trainer = Trainer(auto_lr_find=True) # by default it's False

Now when you call trainer.fit method, it performs learning rate range test underneath, finds a good initial learning rate and then actually trains (fit) your model straight away. So basically it all happens automatically within fit call and you have absolutely nothing to worry about.

As stated in the documentation, there is an alternative approach that allows you to use LR Finder manually and inspect its results. This time you have to create Trainer object with a default value of auto_lr_find (False) and call lr_find method manually:

lr_finder = trainer.tuner.lr_find(model) # Run learning rate finder

fig = lr_finder.plot(suggest=True) # Plot
fig.show()

model.hparams.lr = lr_finder.suggestion()

trainer.fit(model) # Fit model

And that’s it. The main advantage of this approach is that you can take a closer look at the plot that shows which value was chosen (see Fig. 1.).

Example: LR Finder for Fashion MNIST

I decided to train a fairly simple network architecture (LeNet) on Fashion MNIST dataset. I ran four separate experiments which only differed in initial learning rate values. Three of them hand-picked (\(10^{-5}\), \(10^{-4}\), \(10^{-1}\)) and the last one suggested by Learning Rate Finder. I will not describe whole implementation and other parameters (you can explore that in the repo). Let me just show you the findings.

It took around 12 seconds (!) to find the best initial learning rate which for my network and problem being solved turned out to be \(0,0363\). Looking at loss versusLR plot (exactly the one in Figure 1) I was surprised because the suggested point is not exactly “halfway the sharpest downward slope” (as mentioned in the paper). However, I could not tell whether that was good or bad, so started to train the model.

For logging and visualization I used TensorBoard to log loss and accuracy during training and validation steps. Below you can see metrics history for each of four experiments.

Figure 2. Training and validation accuracy for 4 experiments.

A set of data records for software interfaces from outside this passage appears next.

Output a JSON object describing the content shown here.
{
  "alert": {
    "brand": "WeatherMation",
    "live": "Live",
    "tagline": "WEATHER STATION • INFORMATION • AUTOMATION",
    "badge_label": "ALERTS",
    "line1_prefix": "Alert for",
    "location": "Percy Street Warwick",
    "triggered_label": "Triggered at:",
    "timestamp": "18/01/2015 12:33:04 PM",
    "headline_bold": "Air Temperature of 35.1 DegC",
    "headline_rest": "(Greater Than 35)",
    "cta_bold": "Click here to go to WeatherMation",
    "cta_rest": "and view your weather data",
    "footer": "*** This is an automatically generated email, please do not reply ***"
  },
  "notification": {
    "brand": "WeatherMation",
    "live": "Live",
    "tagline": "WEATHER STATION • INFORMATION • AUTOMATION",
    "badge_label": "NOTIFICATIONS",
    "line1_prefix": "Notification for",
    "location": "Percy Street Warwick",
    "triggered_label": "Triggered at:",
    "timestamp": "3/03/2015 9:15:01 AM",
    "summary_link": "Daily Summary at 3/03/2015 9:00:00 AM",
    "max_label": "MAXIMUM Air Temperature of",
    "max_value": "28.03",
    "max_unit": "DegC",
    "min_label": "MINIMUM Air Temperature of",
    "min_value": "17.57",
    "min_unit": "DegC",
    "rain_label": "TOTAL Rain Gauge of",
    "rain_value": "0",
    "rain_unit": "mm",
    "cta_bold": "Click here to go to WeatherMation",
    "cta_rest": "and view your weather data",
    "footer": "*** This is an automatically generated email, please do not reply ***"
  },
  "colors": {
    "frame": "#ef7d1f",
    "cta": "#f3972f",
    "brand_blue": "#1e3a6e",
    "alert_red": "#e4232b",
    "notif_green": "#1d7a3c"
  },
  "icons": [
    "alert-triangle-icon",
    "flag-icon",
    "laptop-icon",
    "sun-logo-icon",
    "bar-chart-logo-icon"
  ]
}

Learning rate suggested by Lightning (light blue) seems to outperform other values in both training and validation phase. At the end it reached \(88,85\%\) accuracy on validation set which is the highest score from all experiments (Figure 2). More than that, loss function values were clearly the best for the “find_lr” experiment. In the last validation step it reached loss equal to \(0,3091\) which was the lowest value compared to other curves in Figure 3.

Figure 3. Training and validation loss for 4 experiments.

Conclusion

In that short experiment, Learning Rate Finder has outperformed my hand-picked learning rates. Of course, there was a chance that I could have picked \(0,0363\) as my initial guess, but the whole point of LR Finder is to minimize all the guesswork (unless you are a luck many, then you don’t need it).

I think using this feature is useful, as written by Leslie N. Smith:

Whenever one is starting with a new architecture or dataset, a single LR range test provides both a good LR value and a good range. Then one should compare runs with a fixed LR versus CLR with this range. Whichever wins can be used with confidence for the rest of one’s experiments.

If you don’t want to perform hyper-parameter search using different values, which can take ages, you have two options left on the table: pick initial values at random (which may leave you with terribly bad performance and convergence but may work great if you are a lucky man though) or use a learning rate finder included in your machine learning framework of choice.

Which one would you pick?